## Provided entries
####

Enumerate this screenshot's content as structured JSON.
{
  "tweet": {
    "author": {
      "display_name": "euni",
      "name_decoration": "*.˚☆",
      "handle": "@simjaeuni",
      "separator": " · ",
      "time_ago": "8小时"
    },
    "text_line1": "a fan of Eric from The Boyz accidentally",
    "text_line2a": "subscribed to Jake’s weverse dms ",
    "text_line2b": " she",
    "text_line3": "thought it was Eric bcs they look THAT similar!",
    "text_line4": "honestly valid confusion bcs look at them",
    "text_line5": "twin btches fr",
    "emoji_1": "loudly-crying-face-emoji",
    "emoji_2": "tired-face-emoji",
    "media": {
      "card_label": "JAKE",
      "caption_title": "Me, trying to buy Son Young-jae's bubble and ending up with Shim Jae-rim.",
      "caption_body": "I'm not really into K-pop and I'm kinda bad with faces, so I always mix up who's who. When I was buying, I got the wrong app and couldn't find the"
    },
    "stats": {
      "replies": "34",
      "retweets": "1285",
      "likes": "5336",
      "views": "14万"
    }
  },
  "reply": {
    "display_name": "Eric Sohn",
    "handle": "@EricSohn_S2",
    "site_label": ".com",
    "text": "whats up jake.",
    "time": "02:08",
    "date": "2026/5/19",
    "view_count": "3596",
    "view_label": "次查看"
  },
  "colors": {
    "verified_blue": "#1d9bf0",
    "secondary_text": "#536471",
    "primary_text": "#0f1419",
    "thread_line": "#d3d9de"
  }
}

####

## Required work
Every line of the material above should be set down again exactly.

## Solution for this task
Enumerate this screenshot's content as structured JSON.
{
  "tweet": {
    "author": {
      "display_name": "euni",
      "name_decoration": "*.˚☆",
      "handle": "@simjaeuni",
      "separator": " · ",
      "time_ago": "8小时"
    },
    "text_line1": "a fan of Eric from The Boyz accidentally",
    "text_line2a": "subscribed to Jake’s weverse dms ",
    "text_line2b": " she",
    "text_line3": "thought it was Eric bcs they look THAT similar!",
    "text_line4": "honestly valid confusion bcs look at them",
    "text_line5": "twin btches fr",
    "emoji_1": "loudly-crying-face-emoji",
    "emoji_2": "tired-face-emoji",
    "media": {
      "card_label": "JAKE",
      "caption_title": "Me, trying to buy Son Young-jae's bubble and ending up with Shim Jae-rim.",
      "caption_body": "I'm not really into K-pop and I'm kinda bad with faces, so I always mix up who's who. When I was buying, I got the wrong app and couldn't find the"
    },
    "stats": {
      "replies": "34",
      "retweets": "1285",
      "likes": "5336",
      "views": "14万"
    }
  },
  "reply": {
    "display_name": "Eric Sohn",
    "handle": "@EricSohn_S2",
    "site_label": ".com",
    "text": "whats up jake.",
    "time": "02:08",
    "date": "2026/5/19",
    "view_count": "3596",
    "view_label": "次查看"
  },
  "colors": {
    "verified_blue": "#1d9bf0",
    "secondary_text": "#536471",
    "primary_text": "#0f1419",
    "thread_line": "#d3d9de"
  }
}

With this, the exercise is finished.